■ **WHAT IS BEING ASKED**
Copy all lines in the material holding the string "Base".

■ **EXERCISE MATERIALS**
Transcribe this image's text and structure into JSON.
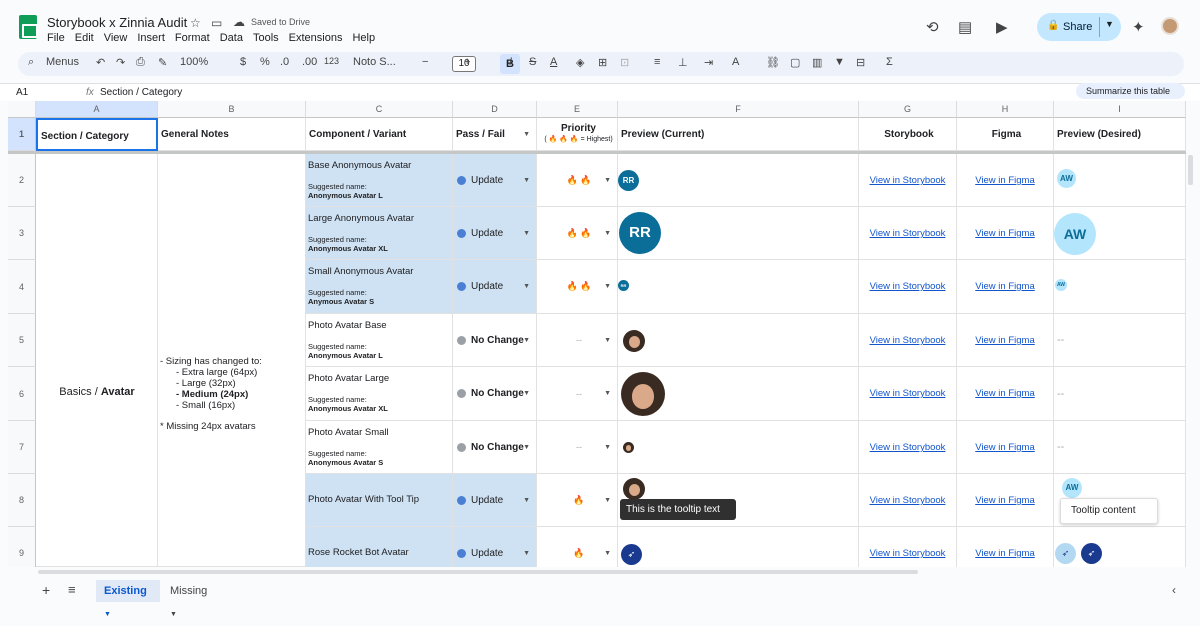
{
  "app": {
    "title": "Storybook x Zinnia Audit",
    "saved": "Saved to Drive",
    "share": "Share"
  },
  "menu": [
    "File",
    "Edit",
    "View",
    "Insert",
    "Format",
    "Data",
    "Tools",
    "Extensions",
    "Help"
  ],
  "toolbar": {
    "search": "Menus",
    "zoom": "100%",
    "currency": "$",
    "percent": "%",
    "dec_dec": ".0",
    "dec_inc": ".00",
    "num_fmt": "123",
    "font": "Noto S...",
    "font_size": "10",
    "bold": "B",
    "italic": "I",
    "sum": "Σ"
  },
  "formula": {
    "cell": "A1",
    "value": "Section / Category",
    "summarize": "Summarize this table"
  },
  "columns": [
    "A",
    "B",
    "C",
    "D",
    "E",
    "F",
    "G",
    "H",
    "I"
  ],
  "headers": {
    "a": "Section / Category",
    "b": "General Notes",
    "c": "Component / Variant",
    "d": "Pass / Fail",
    "e": "Priority",
    "e_sub": "( 🔥 🔥 🔥 = Highest)",
    "f": "Preview (Current)",
    "g": "Storybook",
    "h": "Figma",
    "i": "Preview (Desired)"
  },
  "section": {
    "prefix": "Basics / ",
    "bold": "Avatar"
  },
  "notes": {
    "l1": "- Sizing has changed to:",
    "l2": "- Extra large (64px)",
    "l3": "- Large (32px)",
    "l4": "- Medium (24px)",
    "l5": "- Small (16px)",
    "l6": "* Missing 24px avatars"
  },
  "rows": [
    {
      "num": "2",
      "name": "Base Anonymous Avatar",
      "sn_label": "Suggested name:",
      "sn": "Anonymous Avatar L",
      "status": "Update",
      "priority": "🔥 🔥",
      "init": "RR",
      "desired": "AW"
    },
    {
      "num": "3",
      "name": "Large Anonymous Avatar",
      "sn_label": "Suggested name:",
      "sn": "Anonymous Avatar XL",
      "status": "Update",
      "priority": "🔥 🔥",
      "init": "RR",
      "desired": "AW"
    },
    {
      "num": "4",
      "name": "Small Anonymous Avatar",
      "sn_label": "Suggested name:",
      "sn": "Anymous Avatar S",
      "status": "Update",
      "priority": "🔥 🔥",
      "init": "RR",
      "desired": "AW"
    },
    {
      "num": "5",
      "name": "Photo Avatar Base",
      "sn_label": "Suggested name:",
      "sn": "Anonymous Avatar L",
      "status": "No Change",
      "priority": "--",
      "desired": "--"
    },
    {
      "num": "6",
      "name": "Photo Avatar Large",
      "sn_label": "Suggested name:",
      "sn": "Anonymous Avatar XL",
      "status": "No Change",
      "priority": "--",
      "desired": "--"
    },
    {
      "num": "7",
      "name": "Photo Avatar Small",
      "sn_label": "Suggested name:",
      "sn": "Anonymous Avatar S",
      "status": "No Change",
      "priority": "--",
      "desired": "--"
    },
    {
      "num": "8",
      "name": "Photo Avatar With Tool Tip",
      "status": "Update",
      "priority": "🔥",
      "desired": "AW"
    },
    {
      "num": "9",
      "name": "Rose Rocket Bot Avatar",
      "status": "Update",
      "priority": "🔥"
    }
  ],
  "links": {
    "storybook": "View in Storybook",
    "figma": "View in Figma"
  },
  "tooltip": {
    "current": "This is the tooltip text",
    "desired": "Tooltip content"
  },
  "tabs": {
    "existing": "Existing",
    "missing": "Missing"
  },
  "colors": {
    "update": "#4a7fd4",
    "nochange": "#9aa0a6",
    "blue_fill": "#cfe2f3"
  }
}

■ **SOLUTION**
      "name": "Base Anonymous Avatar",
      "name": "Photo Avatar Base",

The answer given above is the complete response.